# diameter bounds for reversible markov chain

My question comes from section 7.1.1. of the book "Markov Chains and Mixing Times (2nd edition)" written by David A.Levin and Yuval Peres. Specifically, let $$(X_t)$$ be a Markov chain with irreducible and aperiodic transition matrix $$P$$ on a finite state space $$\mathcal X$$, and suppose that the stationary distribution $$\pi$$ is uniform over $$\mathcal X$$. Define $$\Delta := \max_{x\in \mathcal X} |\{y\colon P(x,y)>0\}|$$ and denote by $$\mathcal X^x_t$$ the set of states accessible from $$x$$ $$\color{red}{\text{in exactly t steps}}$$. The author claims that in the reversible case when $$\Delta \geq 3$$, we have $$|\mathcal X^x_t| \leq 1+\Delta\sum_{j=0}^{t-1} (\Delta-1)^t.$$ However, no explanation or justification is provided and I do not think it is obvious as well. Any help or suggestions will be greatly appreciated!

If I were to walk on a graph, in t steps, I can at most reach myself, or I can reach someone through one of my neighbors (of which there are at most $$\Delta$$) in $$t-1$$ steps. Each of my neighbors have at most $$\Delta-1$$ new neighbors, (since I was one of their neighbors, and their degree is at most $$\Delta$$), and we can keep recursing like that all the way up to time $$t-1$$.
Note that this crucially uses reversibility to go from $$\Delta$$ to $$\Delta -1$$, since I know that if I have a neighbor, they also have to neighbor me.

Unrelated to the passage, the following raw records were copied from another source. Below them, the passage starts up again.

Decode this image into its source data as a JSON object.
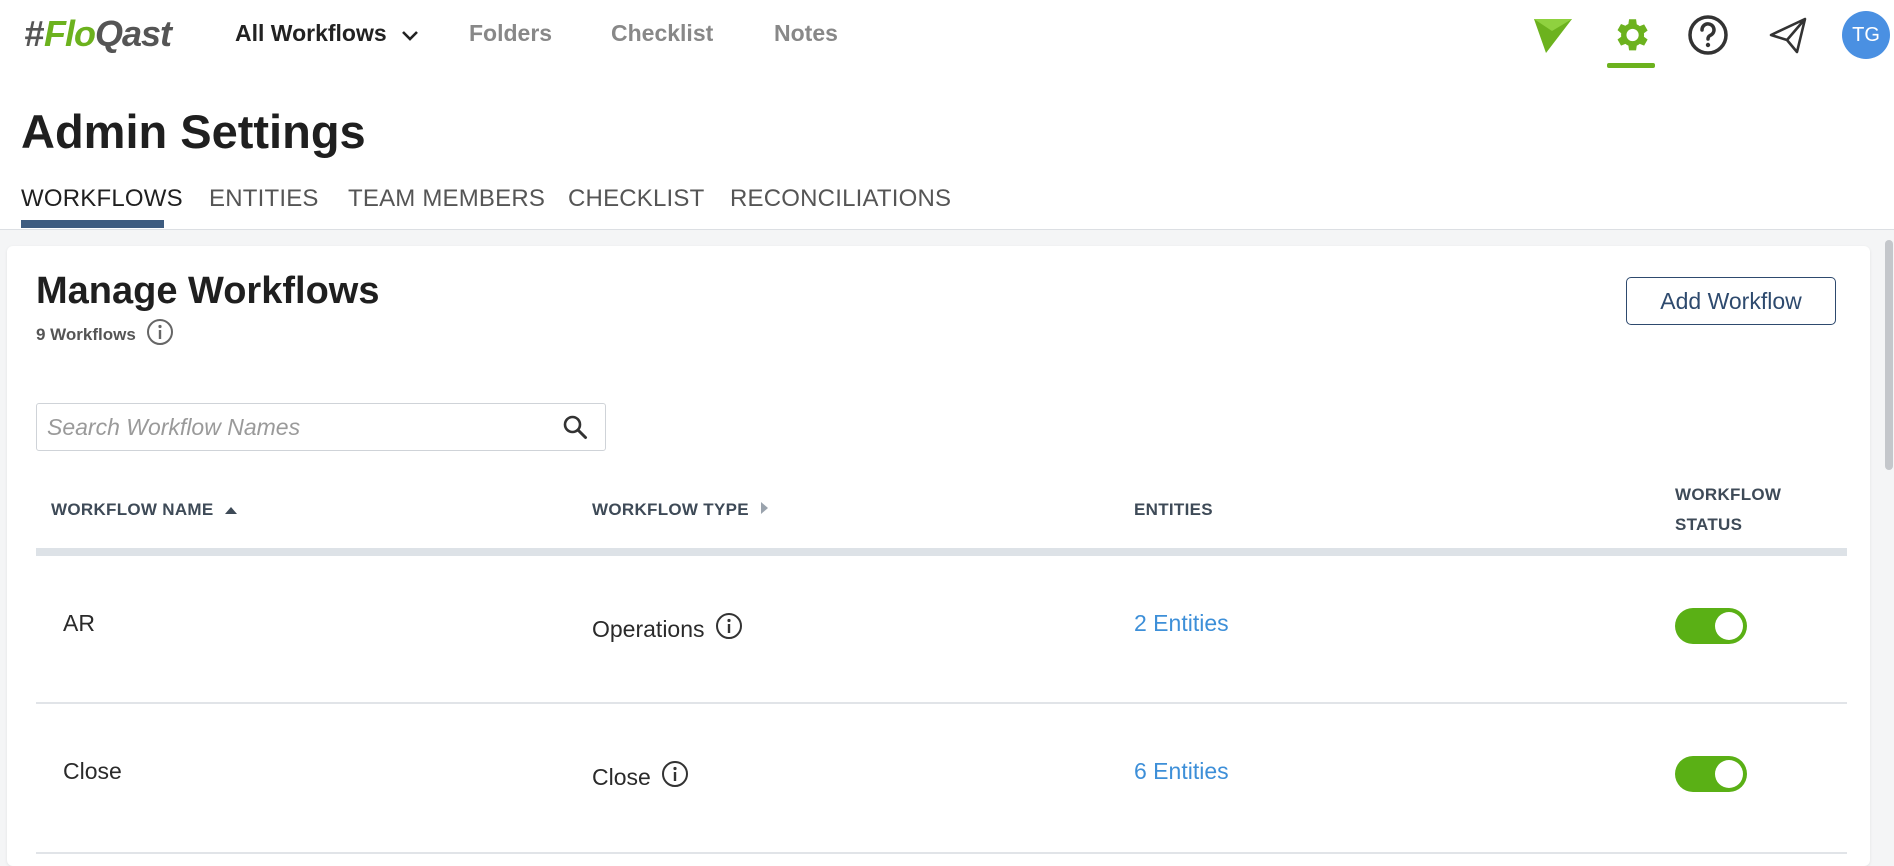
{
  "colors": {
    "brand_green": "#6cb21e",
    "toggle_on": "#5ab015",
    "link_blue": "#3d8fd8",
    "nav_blue": "#3e5c80",
    "avatar_blue": "#4a90e2"
  },
  "topbar": {
    "logo": {
      "hash": "#",
      "flo": "Flo",
      "qast": "Qast"
    },
    "nav": {
      "all_workflows": "All Workflows",
      "folders": "Folders",
      "checklist": "Checklist",
      "notes": "Notes"
    },
    "icons": [
      "floqast-arrow-icon",
      "gear-icon",
      "help-icon",
      "send-icon"
    ],
    "avatar_initials": "TG"
  },
  "header": {
    "title": "Admin Settings",
    "tabs": [
      {
        "label": "WORKFLOWS",
        "active": true
      },
      {
        "label": "ENTITIES",
        "active": false
      },
      {
        "label": "TEAM MEMBERS",
        "active": false
      },
      {
        "label": "CHECKLIST",
        "active": false
      },
      {
        "label": "RECONCILIATIONS",
        "active": false
      }
    ]
  },
  "main": {
    "title": "Manage Workflows",
    "count": "9 Workflows",
    "add_button": "Add Workflow",
    "search": {
      "placeholder": "Search Workflow Names",
      "value": ""
    },
    "columns": {
      "name": "WORKFLOW NAME",
      "type": "WORKFLOW TYPE",
      "entities": "ENTITIES",
      "status_line1": "WORKFLOW",
      "status_line2": "STATUS"
    },
    "rows": [
      {
        "name": "AR",
        "type": "Operations",
        "entities": "2 Entities",
        "status_on": true
      },
      {
        "name": "Close",
        "type": "Close",
        "entities": "6 Entities",
        "status_on": true
      }
    ]
  }
}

I assume they removed this estimate since you do not need something that sharp for any of their calculations. (I checked the PDF posted in the link, and they write out the cruder estimate $$\Delta^t$$.)